==== Data excerpts
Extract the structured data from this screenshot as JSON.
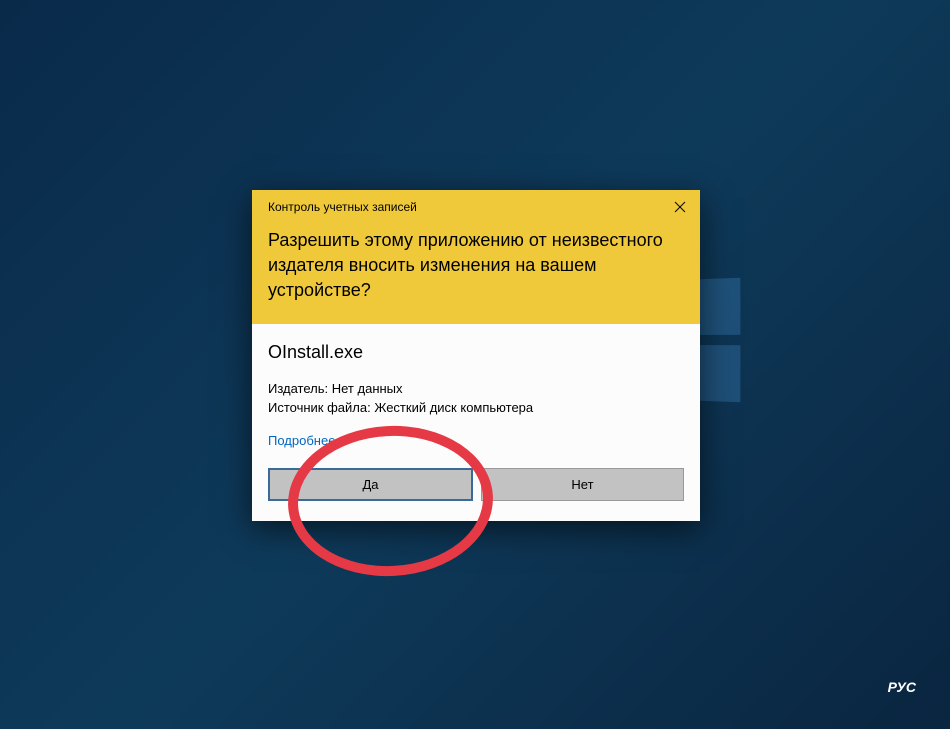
{
  "uac": {
    "title_small": "Контроль учетных записей",
    "title_main": "Разрешить этому приложению от неизвестного издателя вносить изменения на вашем устройстве?",
    "app_name": "OInstall.exe",
    "publisher_label": "Издатель:",
    "publisher_value": "Нет данных",
    "source_label": "Источник файла:",
    "source_value": "Жесткий диск компьютера",
    "details_link": "Подробнее",
    "yes_button": "Да",
    "no_button": "Нет"
  },
  "taskbar": {
    "language": "РУС"
  }
}
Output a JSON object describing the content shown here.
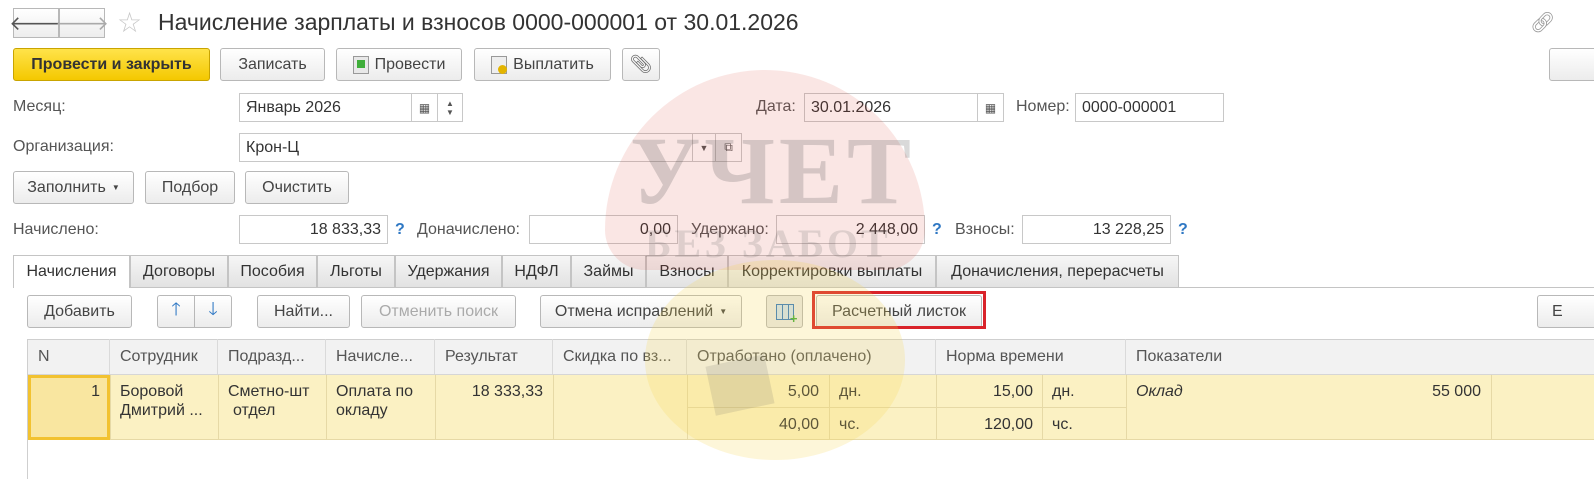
{
  "window": {
    "title": "Начисление зарплаты и взносов 0000-000001 от 30.01.2026"
  },
  "toolbar": {
    "post_close": "Провести и закрыть",
    "save": "Записать",
    "post": "Провести",
    "pay": "Выплатить"
  },
  "form": {
    "month_label": "Месяц:",
    "month_value": "Январь 2026",
    "date_label": "Дата:",
    "date_value": "30.01.2026",
    "number_label": "Номер:",
    "number_value": "0000-000001",
    "org_label": "Организация:",
    "org_value": "Крон-Ц"
  },
  "actions": {
    "fill": "Заполнить",
    "select": "Подбор",
    "clear": "Очистить"
  },
  "totals": {
    "accrued_label": "Начислено:",
    "accrued_value": "18 833,33",
    "extra_label": "Доначислено:",
    "extra_value": "0,00",
    "withheld_label": "Удержано:",
    "withheld_value": "2 448,00",
    "contrib_label": "Взносы:",
    "contrib_value": "13 228,25",
    "help": "?"
  },
  "tabs": [
    "Начисления",
    "Договоры",
    "Пособия",
    "Льготы",
    "Удержания",
    "НДФЛ",
    "Займы",
    "Взносы",
    "Корректировки выплаты",
    "Доначисления, перерасчеты"
  ],
  "table_toolbar": {
    "add": "Добавить",
    "find": "Найти...",
    "cancel_search": "Отменить поиск",
    "cancel_fix": "Отмена исправлений",
    "payslip": "Расчетный листок",
    "more": "Е"
  },
  "table": {
    "headers": [
      "N",
      "Сотрудник",
      "Подразд...",
      "Начисле...",
      "Результат",
      "Скидка по вз...",
      "Отработано (оплачено)",
      "Норма времени",
      "Показатели"
    ],
    "row": {
      "n": "1",
      "employee_1": "Боровой",
      "employee_2": "Дмитрий ...",
      "dept_1": "Сметно-шт",
      "dept_2": "отдел",
      "accrual_1": "Оплата по",
      "accrual_2": "окладу",
      "result": "18 333,33",
      "worked_days": "5,00",
      "worked_days_unit": "дн.",
      "worked_hours": "40,00",
      "worked_hours_unit": "чс.",
      "norm_days": "15,00",
      "norm_days_unit": "дн.",
      "norm_hours": "120,00",
      "norm_hours_unit": "чс.",
      "indicator": "Оклад",
      "indicator_value": "55 000"
    }
  },
  "watermark": {
    "line1": "УЧЕТ",
    "line2": "БЕЗ ЗАБОТ"
  },
  "colors": {
    "primary_button": "#f4c800",
    "selected_row": "#fbf1c3",
    "highlight_frame": "#d9232a",
    "help_blue": "#2f78c4"
  }
}
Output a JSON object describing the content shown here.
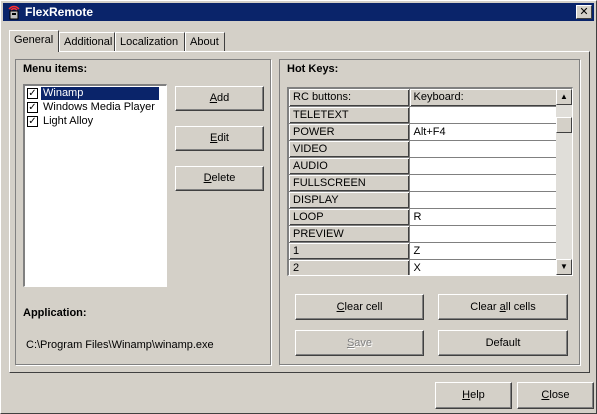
{
  "window": {
    "title": "FlexRemote"
  },
  "tabs": [
    {
      "label": "General",
      "active": true
    },
    {
      "label": "Additional"
    },
    {
      "label": "Localization"
    },
    {
      "label": "About"
    }
  ],
  "menu": {
    "title": "Menu items:",
    "items": [
      {
        "label": "Winamp",
        "checked": true,
        "selected": true
      },
      {
        "label": "Windows Media Player",
        "checked": true
      },
      {
        "label": "Light Alloy",
        "checked": true
      }
    ],
    "add_label_a": "A",
    "add_label_b": "dd",
    "edit_label_a": "E",
    "edit_label_b": "dit",
    "delete_label_a": "D",
    "delete_label_b": "elete"
  },
  "application": {
    "title": "Application:",
    "path": "C:\\Program Files\\Winamp\\winamp.exe"
  },
  "hotkeys": {
    "title": "Hot Keys:",
    "columns": [
      "RC buttons:",
      "Keyboard:"
    ],
    "rows": [
      {
        "button": "TELETEXT",
        "key": ""
      },
      {
        "button": "POWER",
        "key": "Alt+F4"
      },
      {
        "button": "VIDEO",
        "key": ""
      },
      {
        "button": "AUDIO",
        "key": ""
      },
      {
        "button": "FULLSCREEN",
        "key": ""
      },
      {
        "button": "DISPLAY",
        "key": ""
      },
      {
        "button": "LOOP",
        "key": "R"
      },
      {
        "button": "PREVIEW",
        "key": ""
      },
      {
        "button": "1",
        "key": "Z"
      },
      {
        "button": "2",
        "key": "X"
      }
    ],
    "clear_cell_a": "C",
    "clear_cell_b": "lear cell",
    "clear_all_a": "Clear ",
    "clear_all_b": "a",
    "clear_all_c": "ll cells",
    "save_a": "S",
    "save_b": "ave",
    "default_label": "Default"
  },
  "footer": {
    "help_a": "H",
    "help_b": "elp",
    "close_a": "C",
    "close_b": "lose"
  }
}
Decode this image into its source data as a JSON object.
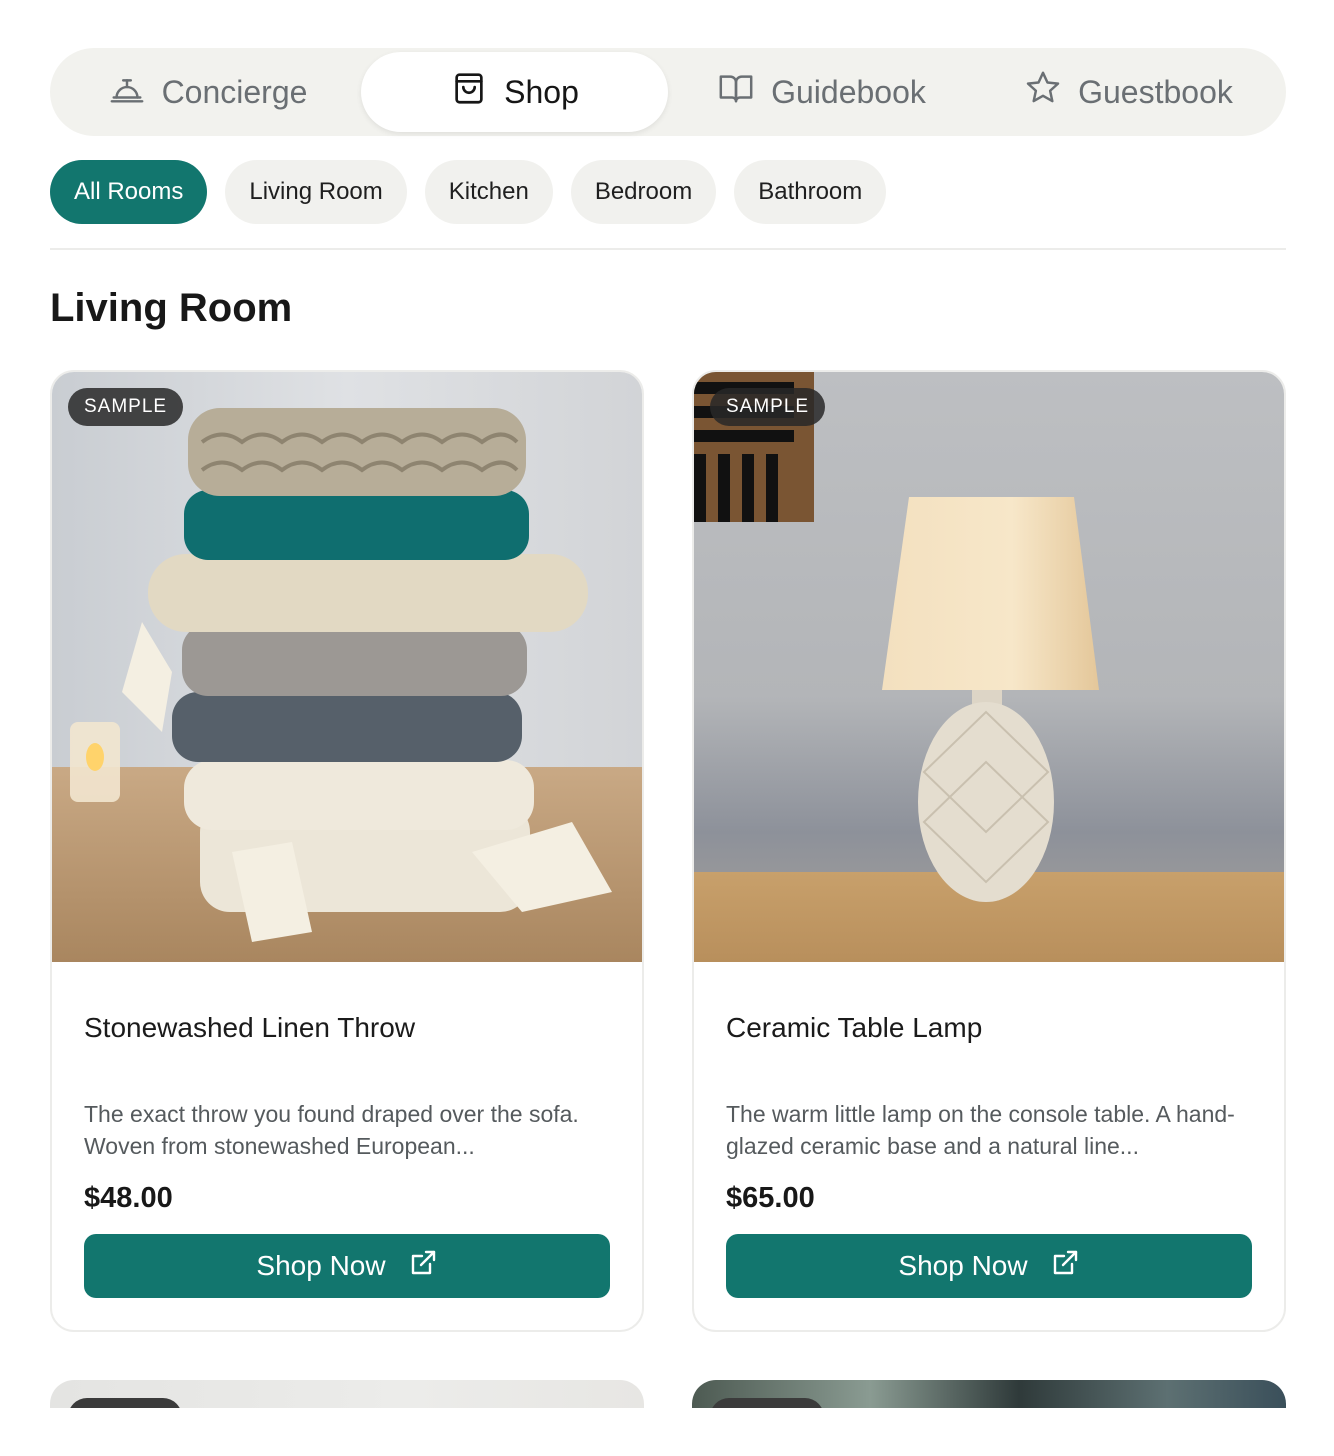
{
  "tabs": [
    {
      "label": "Concierge",
      "icon": "concierge-bell-icon"
    },
    {
      "label": "Shop",
      "icon": "shopping-bag-icon",
      "active": true
    },
    {
      "label": "Guidebook",
      "icon": "open-book-icon"
    },
    {
      "label": "Guestbook",
      "icon": "star-icon"
    }
  ],
  "filters": [
    "All Rooms",
    "Living Room",
    "Kitchen",
    "Bedroom",
    "Bathroom"
  ],
  "active_filter": "All Rooms",
  "section": {
    "title": "Living Room"
  },
  "products": [
    {
      "badge": "SAMPLE",
      "title": "Stonewashed Linen Throw",
      "description": "The exact throw you found draped over the sofa. Woven from stonewashed European...",
      "price": "$48.00",
      "button": "Shop Now"
    },
    {
      "badge": "SAMPLE",
      "title": "Ceramic Table Lamp",
      "description": "The warm little lamp on the console table. A hand-glazed ceramic base and a natural line...",
      "price": "$65.00",
      "button": "Shop Now"
    }
  ],
  "colors": {
    "accent": "#12766e",
    "chip_bg": "#f1f1ee",
    "tabbar_bg": "#f2f2ee"
  }
}
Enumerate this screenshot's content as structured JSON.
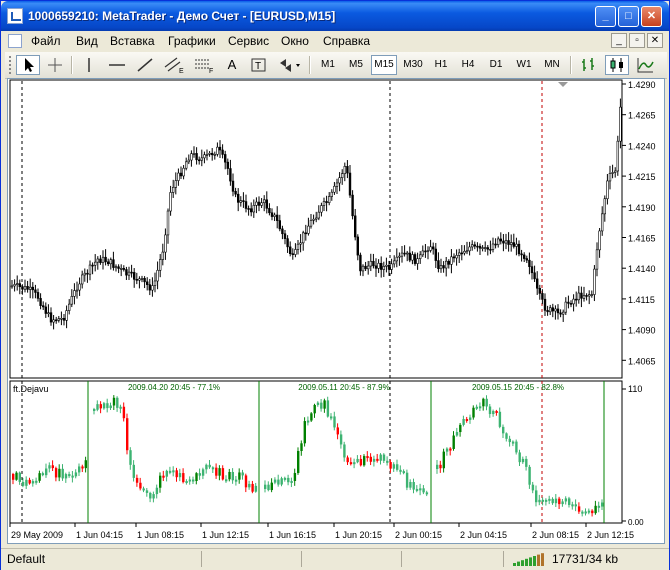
{
  "window": {
    "title": "1000659210: MetaTrader - Демо Счет - [EURUSD,M15]"
  },
  "menu": [
    "Файл",
    "Вид",
    "Вставка",
    "Графики",
    "Сервис",
    "Окно",
    "Справка"
  ],
  "toolbar": {
    "timeframes": [
      "M1",
      "M5",
      "M15",
      "M30",
      "H1",
      "H4",
      "D1",
      "W1",
      "MN"
    ],
    "active_timeframe": "M15",
    "text_tool": "A"
  },
  "chart": {
    "symbol": "EURUSD",
    "period": "M15",
    "price_levels": [
      "1.4290",
      "1.4265",
      "1.4240",
      "1.4215",
      "1.4190",
      "1.4165",
      "1.4140",
      "1.4115",
      "1.4090",
      "1.4065"
    ],
    "time_labels": [
      "29 May 2009",
      "1 Jun 04:15",
      "1 Jun 08:15",
      "1 Jun 12:15",
      "1 Jun 16:15",
      "1 Jun 20:15",
      "2 Jun 00:15",
      "2 Jun 04:15",
      "2 Jun 08:15",
      "2 Jun 12:15"
    ],
    "colors": {
      "candle": "#000000",
      "bull": "#3cb371",
      "strong_bull": "#008000",
      "bear": "#ff0000",
      "separator": "#008000",
      "current_line": "#c00000"
    }
  },
  "indicator": {
    "name": "ft.Dejavu",
    "scale_top": "110",
    "scale_bottom": "0.00",
    "matches": [
      "2009.04.20 20:45 - 77.1%",
      "2009.05.11 20:45 - 87.9%",
      "2009.05.15 20:45 - 82.8%"
    ]
  },
  "status": {
    "profile": "Default",
    "traffic": "17731/34 kb"
  }
}
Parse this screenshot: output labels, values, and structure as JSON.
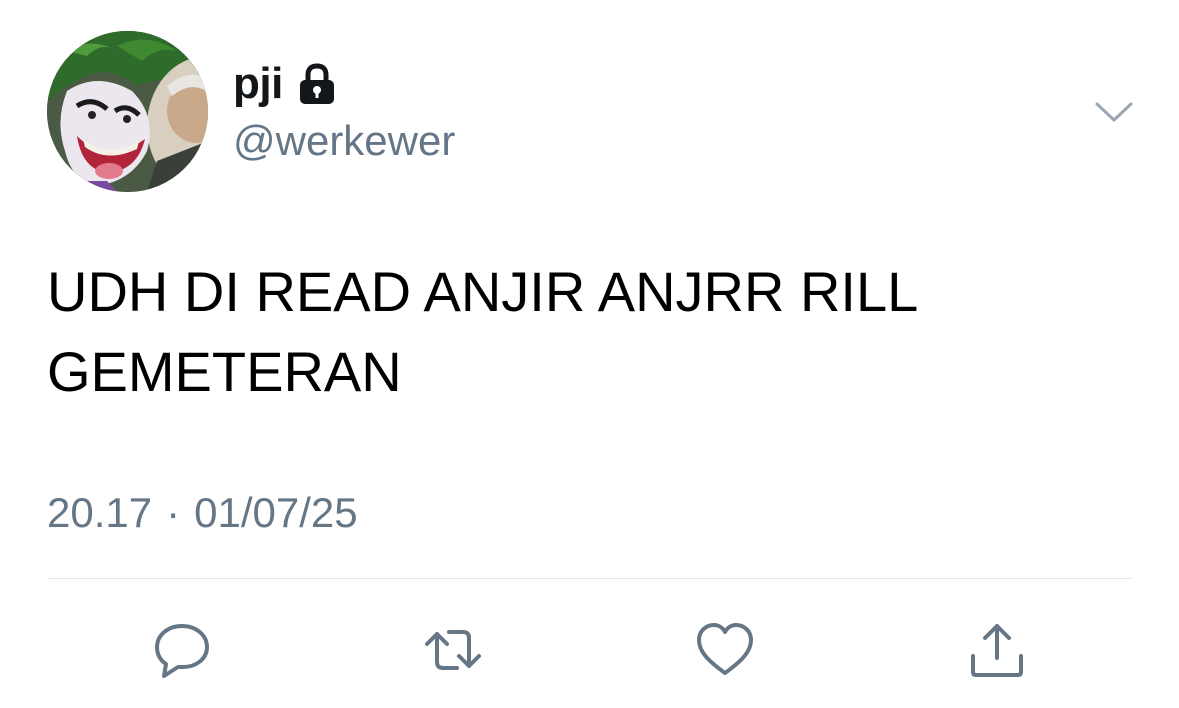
{
  "tweet": {
    "display_name": "pji",
    "handle": "@werkewer",
    "protected": true,
    "text_line1": "UDH DI READ ANJIR ANJRR RILL",
    "text_line2": "GEMETERAN",
    "time": "20.17",
    "separator": "·",
    "date": "01/07/25"
  },
  "icons": {
    "lock": "lock-icon",
    "more": "chevron-down-icon",
    "reply": "reply-icon",
    "retweet": "retweet-icon",
    "like": "heart-icon",
    "share": "share-icon"
  },
  "colors": {
    "primary_text": "#14171a",
    "secondary_text": "#657786",
    "divider": "#e1e8ed",
    "icon": "#657786"
  }
}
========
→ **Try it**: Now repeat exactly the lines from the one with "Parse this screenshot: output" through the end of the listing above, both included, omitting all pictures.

→ **Response**:
Parse this screenshot: output labels, values, and structure as JSON.
{
  "tweet": {
    "display_name": "pji",
    "handle": "@werkewer",
    "protected": true,
    "text_line1": "UDH DI READ ANJIR ANJRR RILL",
    "text_line2": "GEMETERAN",
    "time": "20.17",
    "separator": "·",
    "date": "01/07/25"
  },
  "icons": {
    "lock": "lock-icon",
    "more": "chevron-down-icon",
    "reply": "reply-icon",
    "retweet": "retweet-icon",
    "like": "heart-icon",
    "share": "share-icon"
  },
  "colors": {
    "primary_text": "#14171a",
    "secondary_text": "#657786",
    "divider": "#e1e8ed",
    "icon": "#657786"
  }
}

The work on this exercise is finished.